After 30 years of films presenting John Rambo as a symbol of grunting, efficiently murderous, well-oiled American butchness, it’s much too easy to forget where the character began: in a downbeat, thoughtful, tragic 1982 film that isn’t nearly as interested in heroism and wastin’ Commies as it is in veterans’ experience when they come home. First Blood adapts David Morrell’s 1972 novel, with changes made to make its hero more soulful and sympathetic—a symbol of the era’s veterans, coming home from Vietnam traumatized and disassociated, and getting reviled or ignored. The plot has troubled Special Forces vet Rambo (Sylvester Stallone) being targeted and bullied by small-town lawmen, whose brutality triggers flashbacks to his POW past. When he fights back, he ends up at war with the law, in a grim forest face-off that’s more akin to the feverish solemnity of Straw Dogs or even Apocalypse Now than to any of the Rambo sequels that followed. Director Ted Kotcheff gives the film a murky, portentous feel that highlights the tragedy of war veterans, the trauma of people trained to kill to survive, then brought back to a society that doesn’t value those skills or want to hear about—or possibly even acknowledge—their traumatic experiences.
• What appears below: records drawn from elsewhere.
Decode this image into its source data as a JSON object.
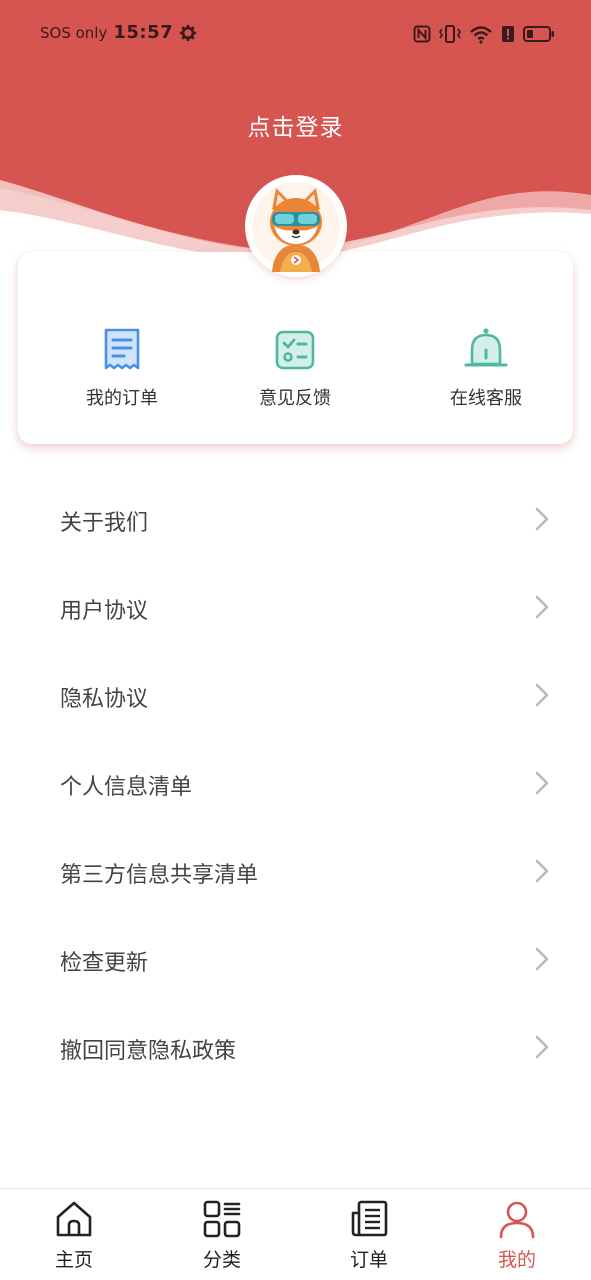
{
  "status_bar": {
    "carrier": "SOS only",
    "time": "15:57"
  },
  "header": {
    "login_text": "点击登录",
    "brand_color": "#d65550"
  },
  "quick_actions": [
    {
      "label": "我的订单",
      "icon": "order-doc-icon",
      "color": "#4a90e2"
    },
    {
      "label": "意见反馈",
      "icon": "feedback-checklist-icon",
      "color": "#4fb8a0"
    },
    {
      "label": "在线客服",
      "icon": "bell-icon",
      "color": "#4fb8a0"
    }
  ],
  "menu": [
    {
      "label": "关于我们"
    },
    {
      "label": "用户协议"
    },
    {
      "label": "隐私协议"
    },
    {
      "label": "个人信息清单"
    },
    {
      "label": "第三方信息共享清单"
    },
    {
      "label": "检查更新"
    },
    {
      "label": "撤回同意隐私政策"
    }
  ],
  "tabs": [
    {
      "label": "主页",
      "icon": "home-icon",
      "active": false
    },
    {
      "label": "分类",
      "icon": "category-grid-icon",
      "active": false
    },
    {
      "label": "订单",
      "icon": "newspaper-icon",
      "active": false
    },
    {
      "label": "我的",
      "icon": "user-icon",
      "active": true
    }
  ]
}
It’s a nerve-racking film, but a surprisingly smart and sad one as well, and it’s well worth discovering both for its own rich emotional qualities, and to boggle at just how far the Rambo story has been warped since the original outing.
Streaming availability: Digital rental via Amazon, Google Play, and iTunes.